Methods: Fifty adolescents with ASD (Mage=12.69, SDage=1.97; 39 male) and 57 TD adolescents (Mage=13.41, SDage=1.74; 34 male) participated. All participants had an IQ≥70 (MASD=101.94, SDASD=16.58; MTD=107.96, SDTD=13.04). ASD diagnosis was confirmed via ADOS-2 (Lord, Rutter, DiLavore, & Risi, 2012). Participants completed the Olweus Bully Victim Questionnaire (OBVQ; Solberg & Olweus, 2003), a measure of peer victimization; the Social Skills Improvement System (SSIS; Elliott & Gresham, 2013), a measure of social behavior; and the Children’s Assertive Behavior Scales (CABS; Michelson & Wood, 1982), a measure of social knowledge. Associations between social knowledge and behavior and victimization were assessed via bivariate correlations. Specificity of significant correlations by diagnosis were probed using moderation models with z-transformed variables. The relative contribution of social knowledge vs. behavior in predicting peer victimization was evaluated using a multiple linear regression.
Results: Higher OBVQ ratings of peer victimization was positively correlated with CABS scores, indicating poorer social knowledge (r=.223, p<.05). Higher OBVQ scores were negatively correlated with social behavior on the SSIS (r=-.299, p<.01). Moderation analyses indicated that the relationship between social knowledge and peer victimization was moderated by ASD diagnosis (β =.460, p=.030), such that poorer social knowledge related to increased victimization only in the ASD group (β =.365, p=.002; Figure 1A). Similarly, the relationship between social behavior and peer victimization was moderated by ASD diagnosis (β =-.404, p=.050), such that it was present only in the ASD group (β =-.473, p=.001; Figure 1B). In the ASD group, multiple linear regression indicated that social behavior (β=-.497, p<.01), but not social knowledge (β =.096, p>.05), significantly predicts victimization.

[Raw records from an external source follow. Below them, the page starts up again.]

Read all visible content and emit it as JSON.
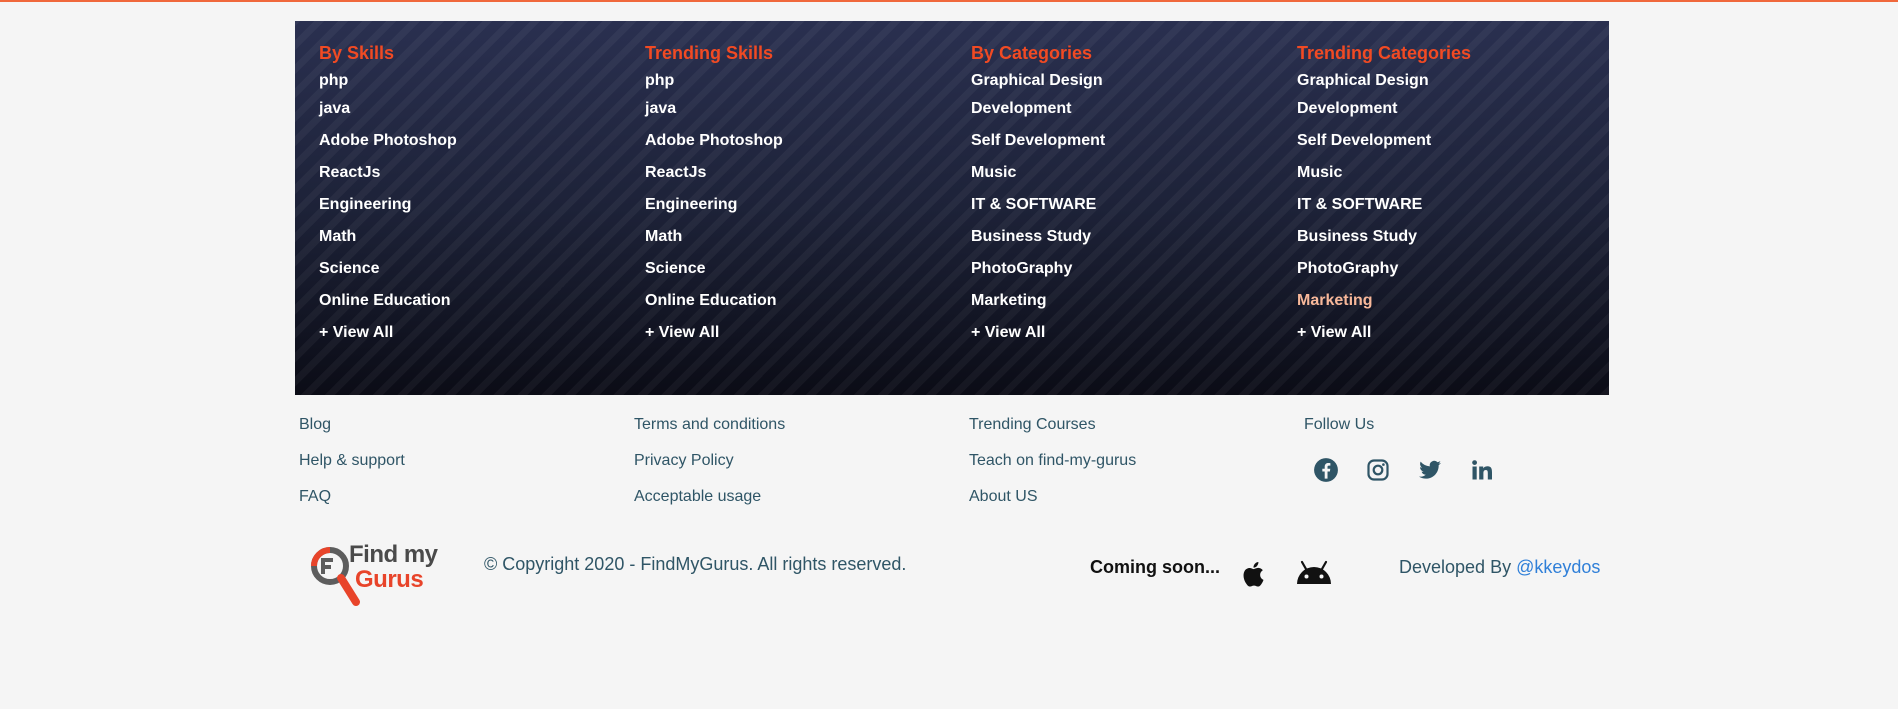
{
  "columns": [
    {
      "title": "By Skills",
      "items": [
        "php",
        "java",
        "Adobe Photoshop",
        "ReactJs",
        "Engineering",
        "Math",
        "Science",
        "Online Education",
        "+ View All"
      ]
    },
    {
      "title": "Trending Skills",
      "items": [
        "php",
        "java",
        "Adobe Photoshop",
        "ReactJs",
        "Engineering",
        "Math",
        "Science",
        "Online Education",
        "+ View All"
      ]
    },
    {
      "title": "By Categories",
      "items": [
        "Graphical Design",
        "Development",
        "Self Development",
        "Music",
        "IT & SOFTWARE",
        "Business Study",
        "PhotoGraphy",
        "Marketing",
        "+ View All"
      ]
    },
    {
      "title": "Trending Categories",
      "items": [
        "Graphical Design",
        "Development",
        "Self Development",
        "Music",
        "IT & SOFTWARE",
        "Business Study",
        "PhotoGraphy",
        "Marketing",
        "+ View All"
      ]
    }
  ],
  "links": {
    "col1": [
      "Blog",
      "Help & support",
      "FAQ"
    ],
    "col2": [
      "Terms and conditions",
      "Privacy Policy",
      "Acceptable usage"
    ],
    "col3": [
      "Trending Courses",
      "Teach on find-my-gurus",
      "About US"
    ]
  },
  "follow": {
    "title": "Follow Us",
    "icons": [
      "facebook-icon",
      "instagram-icon",
      "twitter-icon",
      "linkedin-icon"
    ]
  },
  "logo": {
    "line1": "Find my",
    "line2": "Gurus"
  },
  "copyright": "© Copyright 2020 - FindMyGurus. All rights reserved.",
  "coming_soon": "Coming soon...",
  "developed_by": {
    "prefix": "Developed By ",
    "handle": "@kkeydos"
  },
  "colors": {
    "accent": "#f14a23",
    "link": "#2f5566",
    "handle": "#2f7fd8",
    "top_line": "#f0683c"
  }
}
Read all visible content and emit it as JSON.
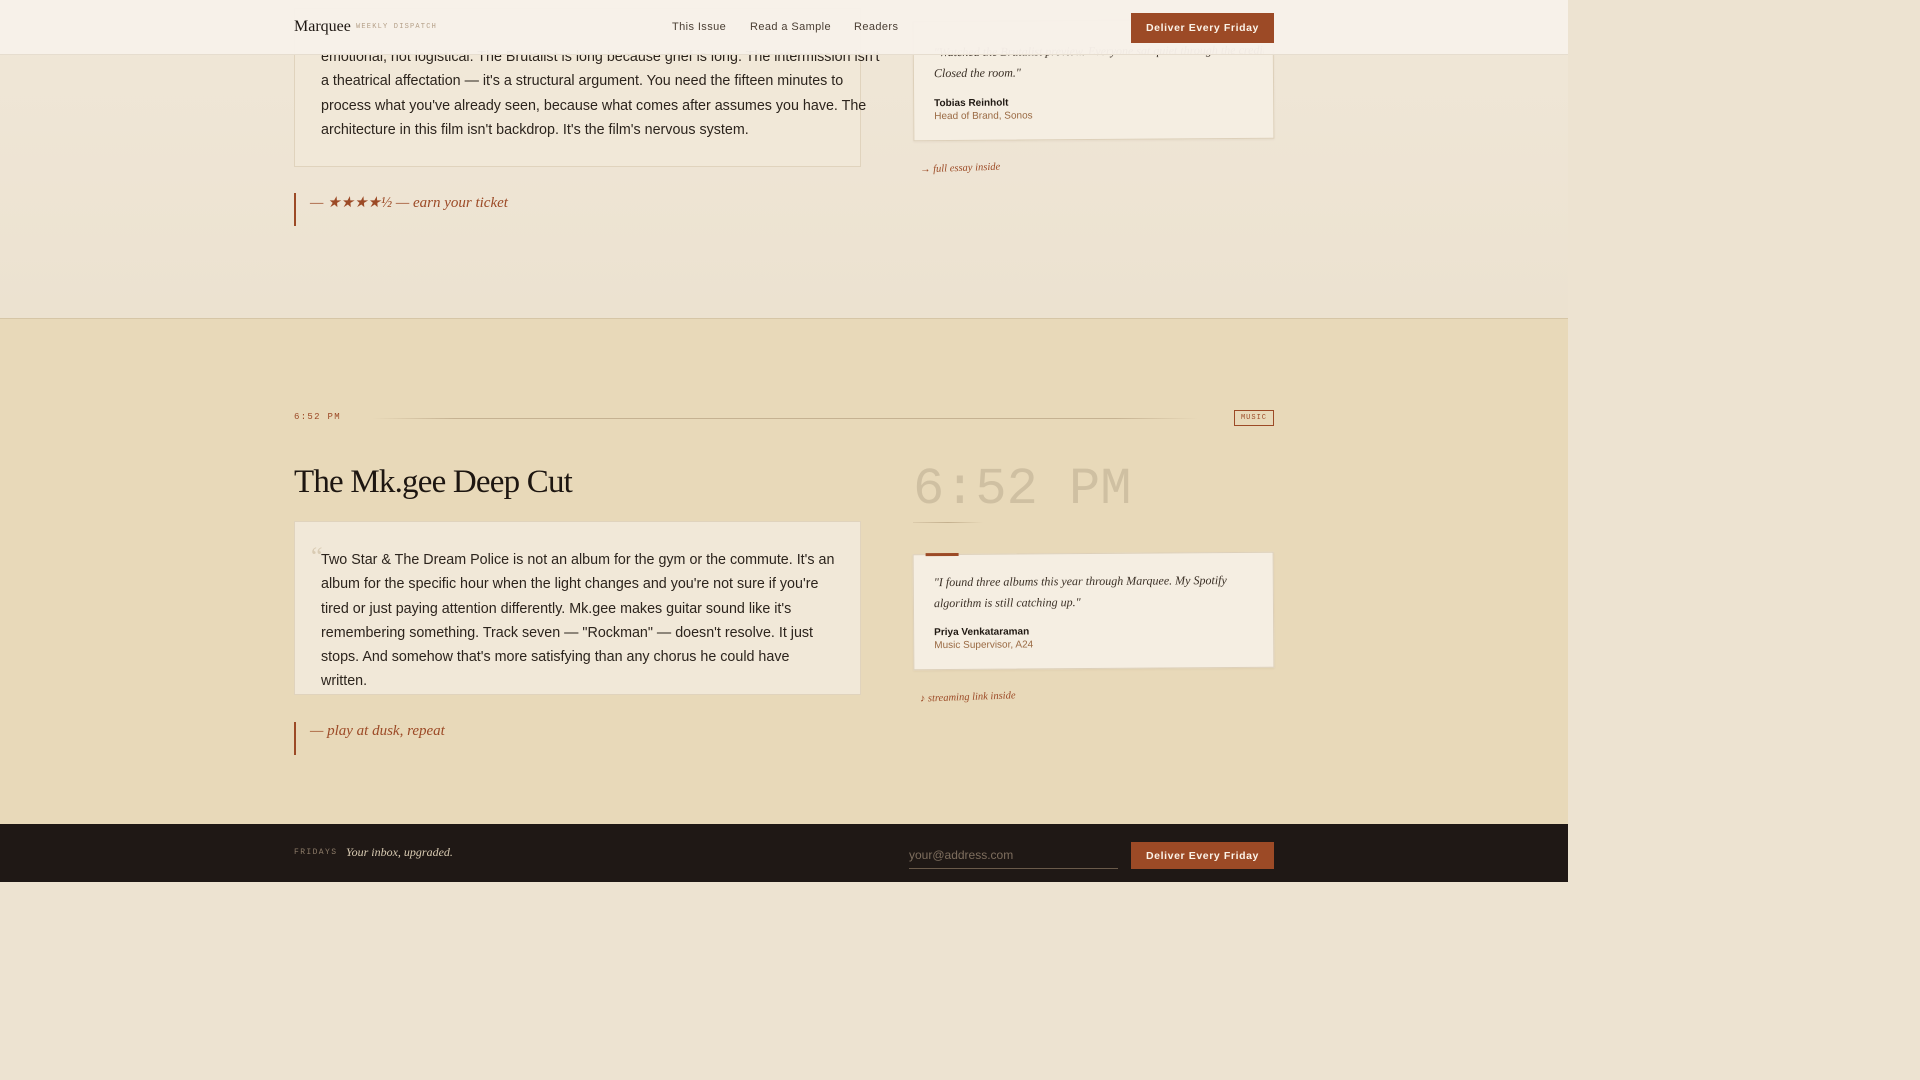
{
  "header": {
    "logo": "Marquee",
    "logo_sub": "WEEKLY DISPATCH",
    "nav": [
      "This Issue",
      "Read a Sample",
      "Readers"
    ],
    "cta": "Deliver Every Friday"
  },
  "prev_issue": {
    "body_lines": [
      "emotional, not logistical. The Brutalist is long because grief is long. The intermission isn't",
      "a theatrical affectation — it's a structural argument. You need the fifteen minutes to",
      "process what you've already seen, because what comes after assumes you have. The",
      "architecture in this film isn't backdrop. It's the film's nervous system."
    ],
    "pull": "— ★★★★½ — earn your ticket",
    "testimonial": {
      "quote_line1": "\"Watched the Brutalist preview. Everyone sat quiet through the credits.",
      "quote_line2": "Closed the room.\"",
      "name": "Tobias Reinholt",
      "role": "Head of Brand, Sonos"
    },
    "note": "→ full essay inside"
  },
  "music": {
    "time": "6:52 PM",
    "tag": "MUSIC",
    "title": "The Mk.gee Deep Cut",
    "quote_mark": "“",
    "body": "Two Star & The Dream Police is not an album for the gym or the commute. It's an album for the specific hour when the light changes and you're not sure if you're tired or just paying attention differently. Mk.gee makes guitar sound like it's remembering something. Track seven — \"Rockman\" — doesn't resolve. It just stops. And somehow that's more satisfying than any chorus he could have written.",
    "pull": "— play at dusk, repeat",
    "big_time": "6:52 PM",
    "testimonial": {
      "quote": "\"I found three albums this year through Marquee. My Spotify algorithm is still catching up.\"",
      "name": "Priya Venkataraman",
      "role": "Music Supervisor, A24"
    },
    "note": "♪ streaming link inside"
  },
  "footer": {
    "label": "FRIDAYS",
    "tagline": "Your inbox, upgraded.",
    "email_placeholder": "your@address.com",
    "cta": "Deliver Every Friday"
  },
  "colors": {
    "accent": "#9c4a26",
    "page": "#ede3d1",
    "music_bg": "#e8d9b9",
    "footer_bg": "#1f1815"
  }
}
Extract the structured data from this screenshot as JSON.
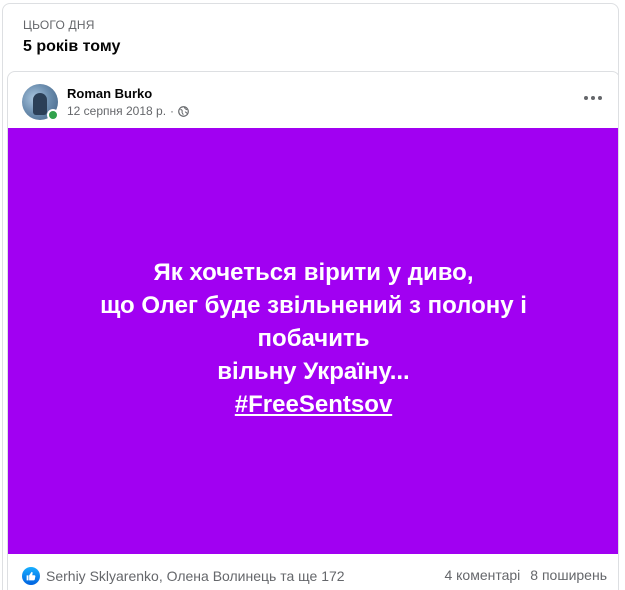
{
  "memory": {
    "kicker": "ЦЬОГО ДНЯ",
    "title": "5 років тому"
  },
  "post": {
    "author": "Roman Burko",
    "date": "12 серпня 2018 р.",
    "date_separator": "·",
    "audience_icon": "globe-icon",
    "more_icon": "more-options-icon",
    "image_background": "#a100f2",
    "text_lines": [
      "Як хочеться вірити у диво,",
      "що Олег буде звільнений з полону і",
      "побачить",
      "вільну Україну..."
    ],
    "hashtag": "#FreeSentsov"
  },
  "footer": {
    "reaction_icon": "like-icon",
    "reactions_text": "Serhiy Sklyarenko, Олена Волинець та ще 172",
    "comments": "4 коментарі",
    "shares": "8 поширень"
  },
  "colors": {
    "accent": "#1877f2",
    "presence": "#31a24c",
    "muted_text": "#65676b"
  }
}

Conclusions: This study suggests that social knowledge and social behavior deficits are related to increased peer victimization in adolescents with ASD, but not TD adolescents. Furthermore, within ASD, self-perception of social behavior, as opposed to social knowledge, more strongly predicts level of peer victimization. Youth with ASD who view themselves as less socially capable are particularly susceptible to instances of peer victimization, above and beyond any risk conferred by not explicitly knowing how to behave appropriately in a given social context.